How to validate children`s feelings and emotions ?
Updated: Sep 26, 2021
Being a parent is probably one of the most rewarding, meaningful, and scary experiences one may have in life. However, the wonder of watching your little child growing up to become an adult can be hindered by feelings of self-doubt, anxiety, and worries. "Am I doing it right as a parent?" "Why is my child always misbehaving or pushing boundaries?" "Are these tantrums ever going to end?" "Am I failing?" No, you are not failing!
The fact you are taking the time to read articles about parenting speaks about how much you care and love your child. But love entails understanding, and this is the point where most of us struggle when we relate to kids. Sometimes, we forget how challenging it was to navigate this world as a little one. Occasionally, we fail to see what children want to express with their tantrums, outbursts, crying, hiding or acting out. This post will explore the value of validating children's feelings and some practical tips to put this knowledge into practice.
What Is Validation? And Why Is It Important?
As social beings, we all want to feel understood by others. Children are no exception. Yet, as adults, we tend to underestimate how complex, intense, and unpredictable a child's world is. Even though we take time to schedule our children's daily activities, that does not mean they see the world through our lens of a to-do list. Instead, they live each day wholeheartedly. Any experience -no matter how big or small-, can become the best or worst thing happening in their lives. A simple game like playing with bubbles may be the most joyful experience ever, but watching someone taking the bubbles' bottle away may feel like a catastrophe.
Children live intensely! Sometimes, they lack the language or the right coping skills to express all those overwhelming feelings and emotions inside them. Tantrums, outbursts, throwing things to the floor, or running away can all be a cry for help. But, in a child's world, it may be a way to say, "Please, look at me! I am scared, or sad, or frustrated, or angry." In those moments, validating your child's feelings lets them know that you understand them, and it is okay to have those feelings.
Validation does not mean agreeing with how your child is reacting (i.e., screaming at you) but acknowledging the emotions triggering that reaction (i.e., anger, frustration). Validation is a way of saying, "Hey, I can see that you're feeling X. I'm here to listen." For any person, including children, feeling heard and understood is in itself therapeutic.
5 Ways to Validate Your Child’s Feelings and Emotions
If you are wondering, what may be some ways to validate your child's feelings? Here are some tips:
Listen attentively. This is perhaps the most essential yet difficult strategy to implement. Listen attentively means dedicating your full attention to your child. That means no texting while you listen, no shouting or interrupting your child, and no thinking about your work while your child is talking to you. Sit with your child, be calm, and listen.

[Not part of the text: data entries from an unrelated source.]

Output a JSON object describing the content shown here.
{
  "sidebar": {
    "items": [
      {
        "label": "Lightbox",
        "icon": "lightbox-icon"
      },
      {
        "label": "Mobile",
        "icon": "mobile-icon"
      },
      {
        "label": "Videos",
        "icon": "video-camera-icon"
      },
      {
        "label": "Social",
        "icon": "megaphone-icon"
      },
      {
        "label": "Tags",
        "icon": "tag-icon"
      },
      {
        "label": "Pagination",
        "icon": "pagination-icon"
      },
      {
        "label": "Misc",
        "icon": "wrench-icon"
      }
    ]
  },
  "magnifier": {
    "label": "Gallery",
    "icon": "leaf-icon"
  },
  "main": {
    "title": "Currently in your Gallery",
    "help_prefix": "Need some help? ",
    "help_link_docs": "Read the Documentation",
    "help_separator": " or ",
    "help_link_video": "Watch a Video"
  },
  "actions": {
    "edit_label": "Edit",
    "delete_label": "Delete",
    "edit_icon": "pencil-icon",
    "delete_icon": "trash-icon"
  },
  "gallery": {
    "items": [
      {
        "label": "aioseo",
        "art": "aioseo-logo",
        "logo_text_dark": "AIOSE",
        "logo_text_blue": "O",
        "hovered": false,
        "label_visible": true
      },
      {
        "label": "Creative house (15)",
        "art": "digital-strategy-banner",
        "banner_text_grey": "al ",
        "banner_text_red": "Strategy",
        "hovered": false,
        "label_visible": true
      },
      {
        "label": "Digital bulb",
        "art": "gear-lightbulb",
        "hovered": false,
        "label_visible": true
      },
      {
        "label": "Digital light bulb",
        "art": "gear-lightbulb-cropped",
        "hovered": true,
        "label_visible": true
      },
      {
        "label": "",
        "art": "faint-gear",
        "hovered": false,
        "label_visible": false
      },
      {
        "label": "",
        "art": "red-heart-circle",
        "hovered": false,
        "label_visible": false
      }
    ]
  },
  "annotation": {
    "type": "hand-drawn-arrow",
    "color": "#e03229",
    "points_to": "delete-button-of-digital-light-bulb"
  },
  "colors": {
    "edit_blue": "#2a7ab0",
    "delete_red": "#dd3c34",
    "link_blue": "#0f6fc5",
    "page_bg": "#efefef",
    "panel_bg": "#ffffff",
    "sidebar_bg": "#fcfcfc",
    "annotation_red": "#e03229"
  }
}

Do not judge. No one likes to be called "stupid", "silly", or "weak" for showing their emotions. Do not minimize your child's feelings by calling them names.
Help your child to identify their emotions. Many children do not know how to put what they are feeling into words, so they act out. Naming your child's feelings and emotions allows them to recognize them. It also teaches them that talking can be a healthy coping skill to deal with overwhelming feelings. In those moments, you can say things like: "I see that you are feeling frustrated/disappointed", or "I understand that you are feeling sad."
You don't have to "fix" the situation. As parents or adults, we often believe that our role is to "fix" whatever wrong thing is happening in a child's life. But let's be honest, some situations are not under our control. Sometimes, the best thing you can do is not to fix it but to be with your child during a difficult moment.
Share your feelings. Children learn by observing their parents, carers actions. When children watch that we are open to sharing our feelings with them or others, they may start feeling more comfortable engaging in the same behaviour.
Encouraging Your Child to Develop Positive Change
Validating your child's feelings is essential. But letting them know that you believe in their power to change it is equally significant. Children's brains are more malleable than adults' brains, which means they have a greater capacity for change if given the opportunity and the support to do it. So rather than focusing solely on "fixing" the negative, try to acknowledge the progress your child is making even if that progress seems too small. Baby steps can take your child far along the way.
Finally, give yourself a little pat on the back for all your hard work parenting your child! Take some time to rest, relax, and enjoy the parenting journey!
#validation #emotions #feelings